In 2006, when Sergei Naumov, a computer programmer in St. Augustine, Florida, got no bites on his house in three months on the market, he launched a house-swapping site, goswap.org. In its first year, the site received about 90 listings. Today, it has more than 10,000 accounts, listing houses all over the country, including a four-bedroom colonial in Leesburg, Virginia, and an upscale condo in Seattle. “We even had a guy who swapped his boat for 300 acres in Canada,” Naumov marvels.
Ryan Flickinger, an educational fund-raiser, spent more than a year—564 days, to be exact—trying to sell his 2,000-square-foot, three-bedroom town house in Oak Park, Illinois. He and his wife had bought the home in 2006 for $435,000, but after they separated in 2007, the house was too big for him (as was the monthly mortgage payment). He listed the property with real estate brokers and repeatedly cut the price, but he still couldn’t find a buyer. “I had something like 40 or 50 showings and a dozen open houses, and I got zero offers,” Flickinger says.
Finally, he listed it on several of the new home-swapping sites. A few early offers fell through—one was from a developer in downtown Chicago looking to unload some fancy condos—and then he got an e-mail from a woman, who coincidentally also lived in Oak Park, with a 1,100-square-foot, one-bedroom condo that she wanted to trade. After due diligence, Flickinger closed the swap deal just two and a half months later. The homes weren’t worth the same amount—Flickinger asked $395,000 for his town house, and the woman wanted $200,000 for her condo—so the closing paperwork was set up as a simultaneous buy-and-sell. He had to show up with about $8,000 to cover closing costs, but he walked away with a substantially smaller mortgage.
Plus, his moving costs were minimal. “I was willing to move to Florida or Boston,” says Flickinger. “But I wound up four blocks away.”
Such swaps are becoming so common, they now have their own specialists. Dave Dessecker, a real estate broker in Orange County, California, has arranged 30 residential trades for clients. Right now he’s working on a four-person trade involving an undeveloped lot in Maui and homes in Carlsbad, California, Prescott, Arizona, and Durango, Colorado. As long as the real estate market stays cold, he says, people will get creative.
And as long as the recession lingers on, people will keep trading with each other. Some, like Ron Trejo, say it’s working so well for them, they plan to continue bartering even when the economy turns around. Why stop when the deals just keep getting better? Recently, he and his wife had their master bathroom retiled. They also both got LASIK eye surgery and had their teeth whitened.

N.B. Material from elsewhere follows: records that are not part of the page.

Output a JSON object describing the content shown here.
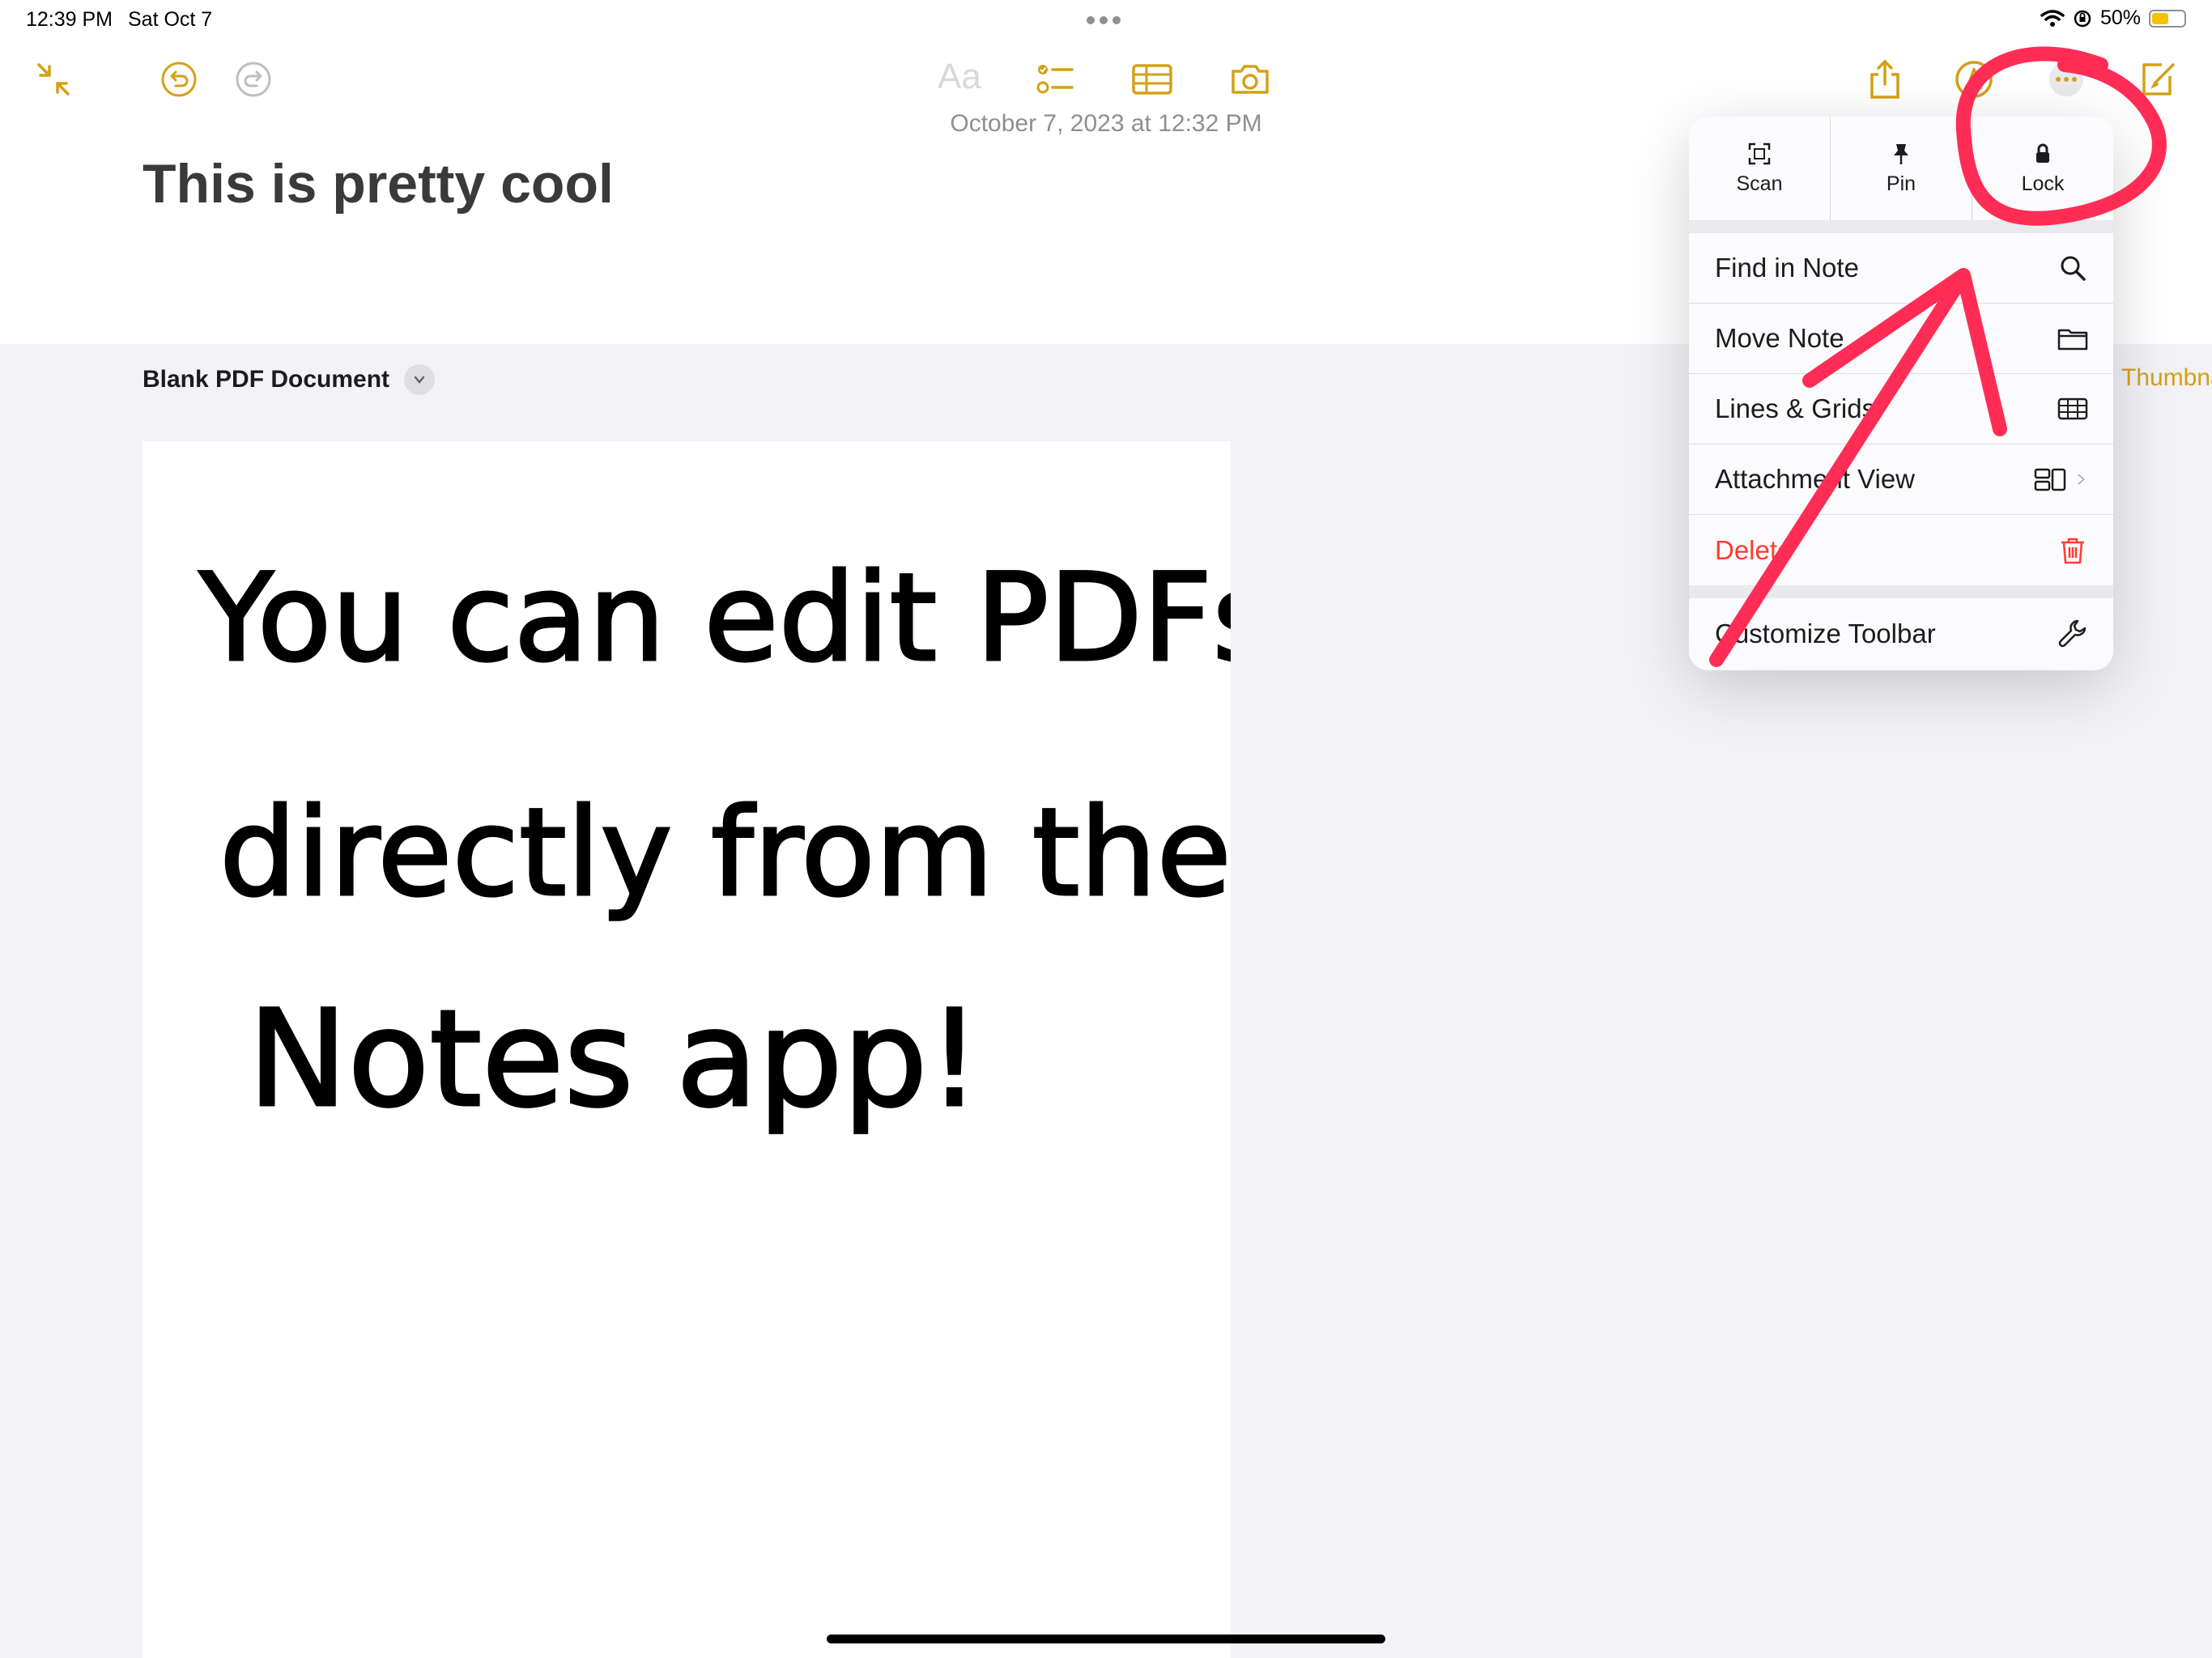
{
  "status_bar": {
    "time": "12:39 PM",
    "date": "Sat Oct 7",
    "battery": "50%",
    "battery_level": 0.5
  },
  "toolbar": {
    "text_format_label": "Aa",
    "icons": [
      "collapse-icon",
      "undo-icon",
      "redo-icon",
      "checklist-icon",
      "table-icon",
      "camera-icon",
      "share-icon",
      "markup-icon",
      "more-icon",
      "compose-icon"
    ],
    "accent": "#d4a017"
  },
  "note": {
    "date": "October 7, 2023 at 12:32 PM",
    "title": "This is pretty cool",
    "attachment_title": "Blank PDF Document",
    "thumbnails_link": "Thumbnails",
    "handwriting": [
      "You can edit PDFs",
      "directly from the",
      "Notes app!"
    ]
  },
  "menu": {
    "top": [
      {
        "label": "Scan",
        "icon": "scan-icon"
      },
      {
        "label": "Pin",
        "icon": "pin-icon"
      },
      {
        "label": "Lock",
        "icon": "lock-icon"
      }
    ],
    "items": [
      {
        "label": "Find in Note",
        "icon": "search-icon"
      },
      {
        "label": "Move Note",
        "icon": "folder-icon"
      },
      {
        "label": "Lines & Grids",
        "icon": "grid-icon"
      },
      {
        "label": "Attachment View",
        "icon": "attachment-view-icon"
      },
      {
        "label": "Delete",
        "icon": "trash-icon",
        "color": "#ff3b30"
      },
      {
        "label": "Customize Toolbar",
        "icon": "wrench-icon"
      }
    ]
  },
  "annotation_color": "#ff2d55"
}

While Trejo can’t predict the next boom, he has a pretty good idea of his next vacation. “We’re thinking about a trip to Miami,” he says.